The world’s central bankers are running out of time to get their economies growing and using policies that will ultimately punish investors if they fail to “reflate” their economies, according to Janus bond fund manager Bill Gross.

In his latest economic outlook, Gross writes that if central bank policies fail to boost nominal economic growth, financial markets will suffer and “capital gains and expectations for future gains” will become “giant pandas” – rare and less able to reproduce.

“Developed and emerging markets are flying at stall speed and they’ve got to bump up nominal GDP growth rates or else,” writes Gross. More specifically, nominal GDP needs to rise to levels that allow central banks to “normalize short-term interest rates,” or markets will be headed south instead of loss, writes Gross.

Gross writes that nominal growth in the U.S. needs to rise to 4% to 5% by 2017, up from 3% currently. And he offers these targets for other global economies: 1% to 2% for Europe (currently 0.3%); 1% to 2% for Japan (currently -0.3%); and 5% to 6% in China (reported as 6.9% for 2015).

Gross doesn’t say exactly what central banks need to do to reach these targets but lambastes the current negative rate policy of many central banks, as he has many times before, arguing that negative rates haven’t increased. He argues instead that negative rates—which account for 30% to 40% of government bond markets in developed economies including 75% of Japanese government bonds – “break down capitalistic business models related to banking, insurance, pension funds and ultimately small savers.”

Negative rates may seem like a logical way to force investors to buy longer-maturity debt  or take more risk, but they’re not working, says Gross.

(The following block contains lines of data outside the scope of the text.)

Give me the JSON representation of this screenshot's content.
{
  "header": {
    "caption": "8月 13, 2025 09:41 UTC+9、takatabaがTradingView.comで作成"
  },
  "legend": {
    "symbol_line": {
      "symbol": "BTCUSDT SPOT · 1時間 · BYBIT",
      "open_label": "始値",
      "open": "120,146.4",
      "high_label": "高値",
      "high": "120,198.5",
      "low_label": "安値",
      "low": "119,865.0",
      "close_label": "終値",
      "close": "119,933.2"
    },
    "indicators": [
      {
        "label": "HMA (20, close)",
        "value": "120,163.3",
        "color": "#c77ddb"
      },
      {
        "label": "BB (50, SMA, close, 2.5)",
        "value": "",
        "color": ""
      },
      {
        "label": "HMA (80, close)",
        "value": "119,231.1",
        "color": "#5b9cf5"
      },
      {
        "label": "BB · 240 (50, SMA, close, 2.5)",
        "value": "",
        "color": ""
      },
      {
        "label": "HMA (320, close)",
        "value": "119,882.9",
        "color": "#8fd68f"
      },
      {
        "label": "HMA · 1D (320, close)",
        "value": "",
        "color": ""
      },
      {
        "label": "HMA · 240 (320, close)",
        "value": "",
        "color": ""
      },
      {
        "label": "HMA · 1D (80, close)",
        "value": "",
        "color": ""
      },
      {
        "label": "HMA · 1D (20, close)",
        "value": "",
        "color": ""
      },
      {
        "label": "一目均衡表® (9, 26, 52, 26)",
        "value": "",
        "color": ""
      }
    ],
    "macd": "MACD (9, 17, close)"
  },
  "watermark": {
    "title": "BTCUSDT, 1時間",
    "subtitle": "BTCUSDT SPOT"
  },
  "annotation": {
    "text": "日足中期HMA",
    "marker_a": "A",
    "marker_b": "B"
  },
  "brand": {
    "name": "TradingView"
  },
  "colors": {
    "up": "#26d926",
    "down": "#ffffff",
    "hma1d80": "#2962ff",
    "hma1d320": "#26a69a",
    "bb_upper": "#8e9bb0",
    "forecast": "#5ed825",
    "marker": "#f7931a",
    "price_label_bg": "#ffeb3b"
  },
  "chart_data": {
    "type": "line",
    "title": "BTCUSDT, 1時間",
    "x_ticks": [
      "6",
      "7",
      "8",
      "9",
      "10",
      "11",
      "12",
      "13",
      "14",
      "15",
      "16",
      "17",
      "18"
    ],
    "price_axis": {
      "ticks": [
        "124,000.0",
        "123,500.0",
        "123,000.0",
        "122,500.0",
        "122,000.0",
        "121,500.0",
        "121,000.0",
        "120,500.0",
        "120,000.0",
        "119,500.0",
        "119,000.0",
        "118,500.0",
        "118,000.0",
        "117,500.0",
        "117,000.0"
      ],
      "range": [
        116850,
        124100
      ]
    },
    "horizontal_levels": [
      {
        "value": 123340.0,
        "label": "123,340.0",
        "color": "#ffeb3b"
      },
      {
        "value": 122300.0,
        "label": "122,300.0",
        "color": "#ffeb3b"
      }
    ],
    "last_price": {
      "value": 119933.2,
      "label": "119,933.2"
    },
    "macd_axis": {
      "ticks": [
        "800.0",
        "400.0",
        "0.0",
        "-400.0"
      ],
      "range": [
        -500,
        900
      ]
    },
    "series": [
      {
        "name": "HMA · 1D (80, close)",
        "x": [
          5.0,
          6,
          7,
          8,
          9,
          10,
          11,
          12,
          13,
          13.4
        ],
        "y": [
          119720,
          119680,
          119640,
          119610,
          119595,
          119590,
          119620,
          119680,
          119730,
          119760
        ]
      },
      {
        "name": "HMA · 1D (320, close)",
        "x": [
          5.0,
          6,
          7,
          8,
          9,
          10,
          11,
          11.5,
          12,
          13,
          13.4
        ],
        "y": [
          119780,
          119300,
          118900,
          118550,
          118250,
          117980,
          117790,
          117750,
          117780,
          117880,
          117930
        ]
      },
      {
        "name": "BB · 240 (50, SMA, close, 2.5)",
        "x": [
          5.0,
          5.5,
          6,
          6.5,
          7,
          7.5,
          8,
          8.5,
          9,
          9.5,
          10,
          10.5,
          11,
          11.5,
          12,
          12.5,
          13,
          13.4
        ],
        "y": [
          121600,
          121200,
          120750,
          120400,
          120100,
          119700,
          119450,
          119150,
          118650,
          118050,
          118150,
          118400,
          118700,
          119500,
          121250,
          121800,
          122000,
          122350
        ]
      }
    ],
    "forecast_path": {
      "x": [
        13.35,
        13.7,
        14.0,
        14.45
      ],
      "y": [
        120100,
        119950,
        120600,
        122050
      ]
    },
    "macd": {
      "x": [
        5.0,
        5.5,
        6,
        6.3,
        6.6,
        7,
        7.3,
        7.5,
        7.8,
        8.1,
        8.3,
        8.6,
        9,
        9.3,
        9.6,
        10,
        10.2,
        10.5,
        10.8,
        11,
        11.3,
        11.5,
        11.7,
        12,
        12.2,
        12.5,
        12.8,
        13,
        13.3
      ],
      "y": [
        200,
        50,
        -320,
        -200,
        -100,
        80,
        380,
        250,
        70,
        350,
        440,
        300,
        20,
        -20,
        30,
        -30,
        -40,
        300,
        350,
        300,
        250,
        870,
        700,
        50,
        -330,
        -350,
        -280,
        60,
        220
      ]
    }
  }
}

“Investors cannot make money when money yields nothing,” writes Gross. “All financial assets are ultimately priced based upon the short-term interest rate.” It follows logically then, writes Gross, that if an investor loses money owning a German government bond because it pays a negative interest rate, that same investor or another will earn less than historical returns in his or her stock portfolio and may even lose money. “Yields have been at 0% or negative for years now across most developed markets, and to assume that high-yield bond and equity risk premiums as well as P/E ratios have not adjusted to this Star Trek interest rate world is to believe in – well to believe in Zeno’s paradox,” writes Gross, referring to the writings of a Greek philosopher. The Zeno paradox is essentially an illusion and in this case one where investors believe they will be able to make money.

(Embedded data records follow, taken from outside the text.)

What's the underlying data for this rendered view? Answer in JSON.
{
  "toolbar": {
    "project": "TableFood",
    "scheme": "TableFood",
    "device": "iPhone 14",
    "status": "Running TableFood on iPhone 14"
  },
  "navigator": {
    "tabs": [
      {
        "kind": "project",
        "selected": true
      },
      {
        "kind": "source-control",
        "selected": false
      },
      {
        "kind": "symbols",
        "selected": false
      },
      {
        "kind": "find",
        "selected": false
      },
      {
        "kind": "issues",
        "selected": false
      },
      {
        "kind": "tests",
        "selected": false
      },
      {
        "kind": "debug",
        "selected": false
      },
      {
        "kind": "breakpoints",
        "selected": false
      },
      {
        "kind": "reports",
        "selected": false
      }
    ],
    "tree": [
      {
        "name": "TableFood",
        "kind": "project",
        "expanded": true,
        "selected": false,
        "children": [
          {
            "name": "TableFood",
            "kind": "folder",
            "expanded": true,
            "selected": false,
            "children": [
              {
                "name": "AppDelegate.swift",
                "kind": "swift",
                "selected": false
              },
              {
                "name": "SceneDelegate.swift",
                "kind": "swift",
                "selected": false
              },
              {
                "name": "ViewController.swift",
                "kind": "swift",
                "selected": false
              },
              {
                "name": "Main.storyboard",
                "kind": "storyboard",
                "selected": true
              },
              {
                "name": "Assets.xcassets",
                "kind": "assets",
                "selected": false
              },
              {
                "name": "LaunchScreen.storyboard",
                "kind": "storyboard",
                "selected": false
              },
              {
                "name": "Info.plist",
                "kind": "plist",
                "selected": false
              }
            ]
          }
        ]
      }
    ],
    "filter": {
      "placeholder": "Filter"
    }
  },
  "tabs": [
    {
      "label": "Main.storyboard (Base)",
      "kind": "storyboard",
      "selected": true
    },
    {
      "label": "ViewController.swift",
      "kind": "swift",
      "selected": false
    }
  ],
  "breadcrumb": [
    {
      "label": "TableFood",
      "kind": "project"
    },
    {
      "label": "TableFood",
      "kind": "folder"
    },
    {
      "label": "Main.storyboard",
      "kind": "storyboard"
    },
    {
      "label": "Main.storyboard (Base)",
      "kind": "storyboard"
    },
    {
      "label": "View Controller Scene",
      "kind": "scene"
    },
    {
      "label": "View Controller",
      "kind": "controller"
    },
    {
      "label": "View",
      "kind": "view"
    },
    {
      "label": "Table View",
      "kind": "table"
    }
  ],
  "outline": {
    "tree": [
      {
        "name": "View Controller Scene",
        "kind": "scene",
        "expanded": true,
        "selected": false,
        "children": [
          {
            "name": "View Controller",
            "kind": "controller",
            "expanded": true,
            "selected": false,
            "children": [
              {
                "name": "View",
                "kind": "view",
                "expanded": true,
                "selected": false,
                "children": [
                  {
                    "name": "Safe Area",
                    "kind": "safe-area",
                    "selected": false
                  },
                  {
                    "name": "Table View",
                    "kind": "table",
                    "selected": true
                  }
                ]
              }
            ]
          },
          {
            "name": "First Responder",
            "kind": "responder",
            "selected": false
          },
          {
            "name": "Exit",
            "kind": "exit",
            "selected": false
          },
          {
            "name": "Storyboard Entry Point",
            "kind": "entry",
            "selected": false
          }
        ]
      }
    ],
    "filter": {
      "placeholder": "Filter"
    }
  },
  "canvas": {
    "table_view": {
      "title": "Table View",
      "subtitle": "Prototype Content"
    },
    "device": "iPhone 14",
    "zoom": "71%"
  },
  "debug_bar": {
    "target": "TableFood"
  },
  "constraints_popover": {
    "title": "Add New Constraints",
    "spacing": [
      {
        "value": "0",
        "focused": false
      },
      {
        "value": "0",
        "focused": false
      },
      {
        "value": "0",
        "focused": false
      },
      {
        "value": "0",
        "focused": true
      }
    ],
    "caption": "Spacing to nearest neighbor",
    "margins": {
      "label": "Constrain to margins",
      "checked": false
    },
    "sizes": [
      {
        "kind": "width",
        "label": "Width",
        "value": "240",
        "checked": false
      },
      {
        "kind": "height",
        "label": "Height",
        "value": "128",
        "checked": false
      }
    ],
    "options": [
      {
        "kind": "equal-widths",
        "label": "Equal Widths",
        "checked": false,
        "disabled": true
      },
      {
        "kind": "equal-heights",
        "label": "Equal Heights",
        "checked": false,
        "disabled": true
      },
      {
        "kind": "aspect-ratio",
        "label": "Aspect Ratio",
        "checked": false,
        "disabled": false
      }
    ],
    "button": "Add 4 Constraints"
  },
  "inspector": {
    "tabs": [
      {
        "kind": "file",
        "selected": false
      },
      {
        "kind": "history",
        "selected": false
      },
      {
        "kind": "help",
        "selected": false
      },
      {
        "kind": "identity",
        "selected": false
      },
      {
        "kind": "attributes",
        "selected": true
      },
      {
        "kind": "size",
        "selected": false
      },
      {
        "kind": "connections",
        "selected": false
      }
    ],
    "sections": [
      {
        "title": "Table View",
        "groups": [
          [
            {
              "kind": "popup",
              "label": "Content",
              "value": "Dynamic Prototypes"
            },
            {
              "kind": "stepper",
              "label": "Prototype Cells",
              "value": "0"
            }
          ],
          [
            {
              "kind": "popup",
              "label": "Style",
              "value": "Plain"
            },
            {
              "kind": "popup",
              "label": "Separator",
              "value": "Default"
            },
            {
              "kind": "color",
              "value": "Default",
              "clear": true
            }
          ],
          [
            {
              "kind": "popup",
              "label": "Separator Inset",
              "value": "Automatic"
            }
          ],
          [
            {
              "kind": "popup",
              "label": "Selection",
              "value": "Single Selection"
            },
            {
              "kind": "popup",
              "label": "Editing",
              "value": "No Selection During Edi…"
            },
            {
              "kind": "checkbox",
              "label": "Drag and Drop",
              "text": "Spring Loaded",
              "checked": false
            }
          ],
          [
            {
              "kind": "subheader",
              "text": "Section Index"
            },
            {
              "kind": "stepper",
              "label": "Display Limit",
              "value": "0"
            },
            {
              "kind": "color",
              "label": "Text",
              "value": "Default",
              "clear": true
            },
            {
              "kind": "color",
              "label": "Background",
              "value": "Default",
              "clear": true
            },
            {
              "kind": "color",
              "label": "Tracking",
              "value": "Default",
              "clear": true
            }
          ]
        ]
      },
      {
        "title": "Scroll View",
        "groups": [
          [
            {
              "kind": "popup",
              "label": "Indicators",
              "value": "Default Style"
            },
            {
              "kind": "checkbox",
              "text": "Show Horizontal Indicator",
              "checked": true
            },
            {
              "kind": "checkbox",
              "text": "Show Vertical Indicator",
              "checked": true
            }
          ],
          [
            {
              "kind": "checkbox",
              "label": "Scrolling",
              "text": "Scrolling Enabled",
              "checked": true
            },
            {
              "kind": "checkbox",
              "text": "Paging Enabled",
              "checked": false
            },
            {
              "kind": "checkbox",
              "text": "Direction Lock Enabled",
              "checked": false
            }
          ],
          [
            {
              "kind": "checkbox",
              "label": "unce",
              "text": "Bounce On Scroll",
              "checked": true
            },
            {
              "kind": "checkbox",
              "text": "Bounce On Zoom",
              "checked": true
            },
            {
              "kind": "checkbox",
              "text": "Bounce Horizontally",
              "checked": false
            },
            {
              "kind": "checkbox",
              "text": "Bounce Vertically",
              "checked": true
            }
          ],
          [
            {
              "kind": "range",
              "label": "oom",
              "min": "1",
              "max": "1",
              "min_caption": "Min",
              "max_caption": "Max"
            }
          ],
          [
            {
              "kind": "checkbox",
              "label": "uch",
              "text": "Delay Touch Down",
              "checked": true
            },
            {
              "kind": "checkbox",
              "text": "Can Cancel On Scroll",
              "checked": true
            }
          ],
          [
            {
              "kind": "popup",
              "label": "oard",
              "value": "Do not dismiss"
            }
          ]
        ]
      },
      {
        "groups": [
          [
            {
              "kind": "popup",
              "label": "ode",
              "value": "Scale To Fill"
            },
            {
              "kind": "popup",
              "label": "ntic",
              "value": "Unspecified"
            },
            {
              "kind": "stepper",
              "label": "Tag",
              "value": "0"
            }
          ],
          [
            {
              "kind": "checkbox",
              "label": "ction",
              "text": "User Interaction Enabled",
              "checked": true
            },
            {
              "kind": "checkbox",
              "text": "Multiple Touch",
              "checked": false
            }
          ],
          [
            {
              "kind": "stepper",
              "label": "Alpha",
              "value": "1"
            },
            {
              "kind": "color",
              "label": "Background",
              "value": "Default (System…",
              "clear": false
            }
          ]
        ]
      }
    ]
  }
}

Maybe so, but the evidence is mixed. The German DAX stock market index has fallen almost 17% since German government rates turned negative in April 2015, but Bloomberg’s German sovereign bond index is actually higher, up 0.74%. In Japan, the Nikkei 225 is down 4% since Japanese rates turned negative in late January, but Japanese government bonds are up moderately, gaining 1.33% in the past month. And in the U.S., where interest rates remain very low but not negative, the iShares 7- to 10-year Treasury ETF (TLH) is up 5.3% year to date while the S&P 500 is just 0.77% higher.

Negative rates may be hurting stock markets but not necessarily government bond markets.

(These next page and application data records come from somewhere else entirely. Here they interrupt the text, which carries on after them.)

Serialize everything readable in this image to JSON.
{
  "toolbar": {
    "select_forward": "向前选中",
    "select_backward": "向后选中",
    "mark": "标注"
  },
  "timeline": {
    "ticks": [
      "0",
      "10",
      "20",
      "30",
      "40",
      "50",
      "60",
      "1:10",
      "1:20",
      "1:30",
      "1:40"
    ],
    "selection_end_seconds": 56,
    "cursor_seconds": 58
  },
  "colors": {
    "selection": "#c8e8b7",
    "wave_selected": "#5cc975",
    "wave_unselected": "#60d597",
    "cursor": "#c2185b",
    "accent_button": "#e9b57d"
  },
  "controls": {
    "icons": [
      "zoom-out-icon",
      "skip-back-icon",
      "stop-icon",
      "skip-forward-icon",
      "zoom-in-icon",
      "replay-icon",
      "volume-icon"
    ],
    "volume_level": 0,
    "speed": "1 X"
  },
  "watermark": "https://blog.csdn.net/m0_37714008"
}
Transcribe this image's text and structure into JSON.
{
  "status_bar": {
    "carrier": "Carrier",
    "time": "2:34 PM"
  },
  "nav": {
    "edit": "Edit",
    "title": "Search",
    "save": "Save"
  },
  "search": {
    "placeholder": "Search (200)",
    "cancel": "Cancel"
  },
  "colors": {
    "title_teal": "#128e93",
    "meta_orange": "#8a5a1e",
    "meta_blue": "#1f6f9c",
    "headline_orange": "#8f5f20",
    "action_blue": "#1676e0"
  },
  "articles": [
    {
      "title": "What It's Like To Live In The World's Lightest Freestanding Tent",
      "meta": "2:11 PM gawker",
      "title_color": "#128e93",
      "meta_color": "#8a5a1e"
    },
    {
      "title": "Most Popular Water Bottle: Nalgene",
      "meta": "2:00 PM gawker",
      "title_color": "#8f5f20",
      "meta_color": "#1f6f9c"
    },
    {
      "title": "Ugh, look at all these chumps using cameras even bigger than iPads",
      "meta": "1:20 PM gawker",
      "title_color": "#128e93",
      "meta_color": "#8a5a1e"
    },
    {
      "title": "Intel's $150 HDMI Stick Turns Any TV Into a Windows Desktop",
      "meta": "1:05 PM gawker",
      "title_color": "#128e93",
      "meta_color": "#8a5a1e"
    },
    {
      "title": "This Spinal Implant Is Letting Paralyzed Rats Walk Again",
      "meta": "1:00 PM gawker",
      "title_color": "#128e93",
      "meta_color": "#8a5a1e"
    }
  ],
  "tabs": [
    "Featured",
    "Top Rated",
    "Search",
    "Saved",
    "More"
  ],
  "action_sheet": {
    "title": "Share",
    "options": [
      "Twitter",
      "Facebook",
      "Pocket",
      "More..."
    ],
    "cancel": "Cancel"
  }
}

In the U.S. the Federal Reserve has ended its policy of cutting rates and raised rates in December, but it has not made any changes since then. Earlier this week, Fed Chair Janet Yellen told the Economic Club of New York that the U.S. central bank intended to pursue high rates as the economy improves but will “proceed cautiously in adjusting policy,” suggesting perhaps one or two additional hikes this year.

The Janus Unconstrained Bond Fund that Gross manages, meanwhile, is up almost 2% year to date, beating 89% of his peers, according to Morningstar.

— Check out Bill Gross: Global Economy ‘Devolving’; Finance ‘Burning Out’ on ThinkAdvisor.